→ **EXERCISE DIRECTIONS**
Your answer is one number, how many lines in the entries include "told".

→ **RECORDS PROVIDED**

◇ ◇ ◇ ◇

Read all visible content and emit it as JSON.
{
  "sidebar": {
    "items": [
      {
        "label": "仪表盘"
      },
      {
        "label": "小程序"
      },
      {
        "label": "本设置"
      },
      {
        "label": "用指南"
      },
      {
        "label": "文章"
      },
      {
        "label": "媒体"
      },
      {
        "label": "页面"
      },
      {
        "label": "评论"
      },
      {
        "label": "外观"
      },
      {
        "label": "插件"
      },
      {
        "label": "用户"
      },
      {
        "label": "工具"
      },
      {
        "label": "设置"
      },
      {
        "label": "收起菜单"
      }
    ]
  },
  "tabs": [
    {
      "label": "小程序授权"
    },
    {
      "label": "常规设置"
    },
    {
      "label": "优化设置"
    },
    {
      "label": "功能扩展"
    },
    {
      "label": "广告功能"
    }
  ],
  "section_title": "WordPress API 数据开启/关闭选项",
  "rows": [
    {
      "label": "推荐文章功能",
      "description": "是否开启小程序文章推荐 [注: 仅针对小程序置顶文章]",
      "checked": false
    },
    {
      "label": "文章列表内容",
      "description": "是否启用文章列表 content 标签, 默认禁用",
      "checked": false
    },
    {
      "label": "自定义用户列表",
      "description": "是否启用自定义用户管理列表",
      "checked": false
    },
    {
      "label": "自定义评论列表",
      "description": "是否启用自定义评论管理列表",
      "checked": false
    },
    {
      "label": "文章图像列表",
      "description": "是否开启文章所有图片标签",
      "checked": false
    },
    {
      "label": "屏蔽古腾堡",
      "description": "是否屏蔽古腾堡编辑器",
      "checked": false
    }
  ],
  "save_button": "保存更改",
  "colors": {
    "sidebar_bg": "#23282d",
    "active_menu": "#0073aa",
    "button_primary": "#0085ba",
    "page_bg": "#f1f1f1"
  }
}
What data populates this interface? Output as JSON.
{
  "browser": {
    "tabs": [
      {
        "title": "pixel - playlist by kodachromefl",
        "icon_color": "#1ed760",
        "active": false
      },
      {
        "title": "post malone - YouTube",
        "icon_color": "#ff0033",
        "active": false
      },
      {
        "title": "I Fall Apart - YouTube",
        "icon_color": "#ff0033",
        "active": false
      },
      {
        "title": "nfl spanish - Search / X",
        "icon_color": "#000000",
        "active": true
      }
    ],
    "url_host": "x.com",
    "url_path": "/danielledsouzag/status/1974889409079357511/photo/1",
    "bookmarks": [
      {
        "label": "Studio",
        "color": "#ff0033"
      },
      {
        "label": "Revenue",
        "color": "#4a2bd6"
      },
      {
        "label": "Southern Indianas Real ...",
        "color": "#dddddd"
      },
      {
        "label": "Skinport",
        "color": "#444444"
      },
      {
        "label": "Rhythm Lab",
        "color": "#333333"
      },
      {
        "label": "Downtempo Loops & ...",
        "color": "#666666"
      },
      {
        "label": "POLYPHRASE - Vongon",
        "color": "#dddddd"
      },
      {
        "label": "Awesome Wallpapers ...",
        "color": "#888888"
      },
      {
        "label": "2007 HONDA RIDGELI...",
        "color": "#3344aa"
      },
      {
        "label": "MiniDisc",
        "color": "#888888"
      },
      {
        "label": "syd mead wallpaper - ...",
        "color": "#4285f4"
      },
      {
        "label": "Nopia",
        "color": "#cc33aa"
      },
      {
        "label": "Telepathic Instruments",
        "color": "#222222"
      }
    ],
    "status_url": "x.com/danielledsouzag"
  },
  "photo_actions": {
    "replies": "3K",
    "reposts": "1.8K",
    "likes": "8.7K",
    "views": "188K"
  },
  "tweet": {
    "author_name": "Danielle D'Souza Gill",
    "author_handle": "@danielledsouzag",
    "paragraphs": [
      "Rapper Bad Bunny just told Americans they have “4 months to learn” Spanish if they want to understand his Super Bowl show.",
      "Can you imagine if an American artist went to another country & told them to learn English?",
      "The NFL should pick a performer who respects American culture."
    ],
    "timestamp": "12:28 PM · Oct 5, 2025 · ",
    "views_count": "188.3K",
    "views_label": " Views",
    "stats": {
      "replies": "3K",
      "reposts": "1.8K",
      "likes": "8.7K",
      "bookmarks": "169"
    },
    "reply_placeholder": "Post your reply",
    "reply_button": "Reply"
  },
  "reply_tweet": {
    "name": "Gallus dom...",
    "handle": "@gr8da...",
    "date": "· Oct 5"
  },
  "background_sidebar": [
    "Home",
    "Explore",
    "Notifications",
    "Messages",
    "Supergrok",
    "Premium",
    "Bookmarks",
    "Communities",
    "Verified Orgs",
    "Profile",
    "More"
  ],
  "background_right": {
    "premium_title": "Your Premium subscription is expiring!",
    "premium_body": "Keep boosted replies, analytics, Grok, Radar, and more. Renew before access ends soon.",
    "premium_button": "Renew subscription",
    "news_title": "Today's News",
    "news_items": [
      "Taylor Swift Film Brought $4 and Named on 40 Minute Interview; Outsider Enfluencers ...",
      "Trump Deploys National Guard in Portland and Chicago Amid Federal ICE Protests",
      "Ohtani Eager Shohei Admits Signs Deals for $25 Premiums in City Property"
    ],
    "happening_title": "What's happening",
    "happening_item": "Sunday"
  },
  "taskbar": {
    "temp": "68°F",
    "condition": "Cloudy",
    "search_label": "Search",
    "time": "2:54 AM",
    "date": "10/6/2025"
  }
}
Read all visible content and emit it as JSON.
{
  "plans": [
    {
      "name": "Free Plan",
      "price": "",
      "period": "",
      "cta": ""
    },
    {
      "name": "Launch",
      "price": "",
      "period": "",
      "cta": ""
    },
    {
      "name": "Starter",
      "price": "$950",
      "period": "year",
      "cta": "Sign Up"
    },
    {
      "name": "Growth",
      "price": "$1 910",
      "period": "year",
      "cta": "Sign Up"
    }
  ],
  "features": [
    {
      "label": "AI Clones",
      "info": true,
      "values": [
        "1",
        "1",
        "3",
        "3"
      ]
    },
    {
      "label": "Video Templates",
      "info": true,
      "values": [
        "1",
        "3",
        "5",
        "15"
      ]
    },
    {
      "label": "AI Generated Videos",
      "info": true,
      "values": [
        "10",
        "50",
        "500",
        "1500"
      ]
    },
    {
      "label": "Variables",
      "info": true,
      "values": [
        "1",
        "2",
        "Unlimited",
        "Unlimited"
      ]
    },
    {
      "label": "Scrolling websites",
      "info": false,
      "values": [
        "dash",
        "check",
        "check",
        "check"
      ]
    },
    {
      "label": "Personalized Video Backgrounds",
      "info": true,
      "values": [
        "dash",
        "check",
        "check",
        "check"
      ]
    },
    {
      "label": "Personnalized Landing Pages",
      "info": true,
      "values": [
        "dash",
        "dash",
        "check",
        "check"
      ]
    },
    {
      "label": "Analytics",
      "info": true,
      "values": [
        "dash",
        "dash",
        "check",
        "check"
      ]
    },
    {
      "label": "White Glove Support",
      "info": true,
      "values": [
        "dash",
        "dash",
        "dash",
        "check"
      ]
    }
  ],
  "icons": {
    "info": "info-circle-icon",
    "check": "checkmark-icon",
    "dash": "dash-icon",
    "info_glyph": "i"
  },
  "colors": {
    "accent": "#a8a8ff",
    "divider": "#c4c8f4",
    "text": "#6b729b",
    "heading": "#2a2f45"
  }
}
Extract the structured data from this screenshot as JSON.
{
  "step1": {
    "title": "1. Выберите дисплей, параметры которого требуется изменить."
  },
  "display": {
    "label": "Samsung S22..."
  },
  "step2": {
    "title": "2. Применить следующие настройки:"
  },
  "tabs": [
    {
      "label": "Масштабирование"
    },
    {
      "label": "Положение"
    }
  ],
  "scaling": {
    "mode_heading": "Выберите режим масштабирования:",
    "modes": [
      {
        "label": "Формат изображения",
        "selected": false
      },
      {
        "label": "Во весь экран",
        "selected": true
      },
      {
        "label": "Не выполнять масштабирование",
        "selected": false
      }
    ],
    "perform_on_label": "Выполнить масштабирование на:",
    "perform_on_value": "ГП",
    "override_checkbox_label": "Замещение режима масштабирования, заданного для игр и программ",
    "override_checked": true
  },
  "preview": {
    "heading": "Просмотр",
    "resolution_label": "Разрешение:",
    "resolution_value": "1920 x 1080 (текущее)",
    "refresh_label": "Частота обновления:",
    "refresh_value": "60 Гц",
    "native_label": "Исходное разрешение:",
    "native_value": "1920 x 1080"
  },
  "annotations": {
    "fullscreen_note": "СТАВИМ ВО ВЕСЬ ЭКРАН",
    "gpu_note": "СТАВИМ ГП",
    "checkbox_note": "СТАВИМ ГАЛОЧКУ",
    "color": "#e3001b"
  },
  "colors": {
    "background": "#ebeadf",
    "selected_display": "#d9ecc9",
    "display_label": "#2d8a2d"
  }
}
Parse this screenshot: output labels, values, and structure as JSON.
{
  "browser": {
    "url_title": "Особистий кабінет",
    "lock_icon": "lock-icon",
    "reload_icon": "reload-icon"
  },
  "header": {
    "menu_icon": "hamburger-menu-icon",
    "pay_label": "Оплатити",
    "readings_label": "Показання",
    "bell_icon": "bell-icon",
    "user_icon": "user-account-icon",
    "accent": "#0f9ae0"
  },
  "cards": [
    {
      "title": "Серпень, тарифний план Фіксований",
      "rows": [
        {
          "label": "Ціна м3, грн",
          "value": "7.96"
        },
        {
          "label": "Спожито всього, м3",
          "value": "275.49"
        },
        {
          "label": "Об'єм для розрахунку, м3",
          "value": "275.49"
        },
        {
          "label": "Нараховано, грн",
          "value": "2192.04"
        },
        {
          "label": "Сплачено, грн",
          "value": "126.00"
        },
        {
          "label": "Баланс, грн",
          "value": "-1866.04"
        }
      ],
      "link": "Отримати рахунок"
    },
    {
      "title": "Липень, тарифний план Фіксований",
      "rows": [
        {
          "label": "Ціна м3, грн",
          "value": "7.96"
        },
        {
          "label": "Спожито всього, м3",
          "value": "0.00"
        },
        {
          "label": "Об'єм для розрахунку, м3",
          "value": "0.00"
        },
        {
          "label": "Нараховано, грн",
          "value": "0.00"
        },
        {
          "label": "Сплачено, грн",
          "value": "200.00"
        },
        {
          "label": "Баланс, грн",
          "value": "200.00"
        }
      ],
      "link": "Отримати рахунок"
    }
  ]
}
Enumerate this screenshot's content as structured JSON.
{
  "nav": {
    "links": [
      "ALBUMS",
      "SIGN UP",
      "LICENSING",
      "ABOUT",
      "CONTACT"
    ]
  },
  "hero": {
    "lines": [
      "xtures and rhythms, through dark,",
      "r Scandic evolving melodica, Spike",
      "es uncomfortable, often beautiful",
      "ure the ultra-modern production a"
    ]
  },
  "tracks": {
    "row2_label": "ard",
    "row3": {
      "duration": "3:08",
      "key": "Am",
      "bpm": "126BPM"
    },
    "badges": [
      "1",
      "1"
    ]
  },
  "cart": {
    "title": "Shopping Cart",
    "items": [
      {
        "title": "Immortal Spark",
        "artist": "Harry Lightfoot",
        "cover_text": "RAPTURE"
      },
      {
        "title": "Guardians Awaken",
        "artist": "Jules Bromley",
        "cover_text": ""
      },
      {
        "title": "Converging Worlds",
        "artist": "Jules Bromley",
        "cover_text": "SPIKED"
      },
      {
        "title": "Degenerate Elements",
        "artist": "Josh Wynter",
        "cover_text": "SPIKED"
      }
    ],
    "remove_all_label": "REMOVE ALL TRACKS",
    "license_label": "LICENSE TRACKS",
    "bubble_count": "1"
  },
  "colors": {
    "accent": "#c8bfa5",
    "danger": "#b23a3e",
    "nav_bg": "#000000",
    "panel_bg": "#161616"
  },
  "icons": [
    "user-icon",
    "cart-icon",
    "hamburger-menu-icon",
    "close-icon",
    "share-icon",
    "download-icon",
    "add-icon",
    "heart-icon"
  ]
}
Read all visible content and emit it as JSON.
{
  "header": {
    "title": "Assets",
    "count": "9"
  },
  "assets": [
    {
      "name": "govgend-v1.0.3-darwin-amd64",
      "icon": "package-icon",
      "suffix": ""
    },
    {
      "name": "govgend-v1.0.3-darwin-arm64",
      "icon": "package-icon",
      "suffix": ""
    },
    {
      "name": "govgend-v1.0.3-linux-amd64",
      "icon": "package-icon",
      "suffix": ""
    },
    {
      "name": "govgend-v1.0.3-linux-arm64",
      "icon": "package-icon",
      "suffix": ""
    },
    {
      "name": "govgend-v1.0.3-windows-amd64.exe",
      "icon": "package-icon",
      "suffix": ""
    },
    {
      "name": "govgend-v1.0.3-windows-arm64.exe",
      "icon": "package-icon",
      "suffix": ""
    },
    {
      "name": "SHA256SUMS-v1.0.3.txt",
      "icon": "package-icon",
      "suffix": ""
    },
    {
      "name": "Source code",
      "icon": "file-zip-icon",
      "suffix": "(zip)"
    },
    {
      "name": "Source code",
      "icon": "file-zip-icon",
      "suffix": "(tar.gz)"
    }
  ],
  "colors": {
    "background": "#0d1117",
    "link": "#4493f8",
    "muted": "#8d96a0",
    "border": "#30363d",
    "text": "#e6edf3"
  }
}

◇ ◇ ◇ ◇

→ **EXERCISE RESULT**
2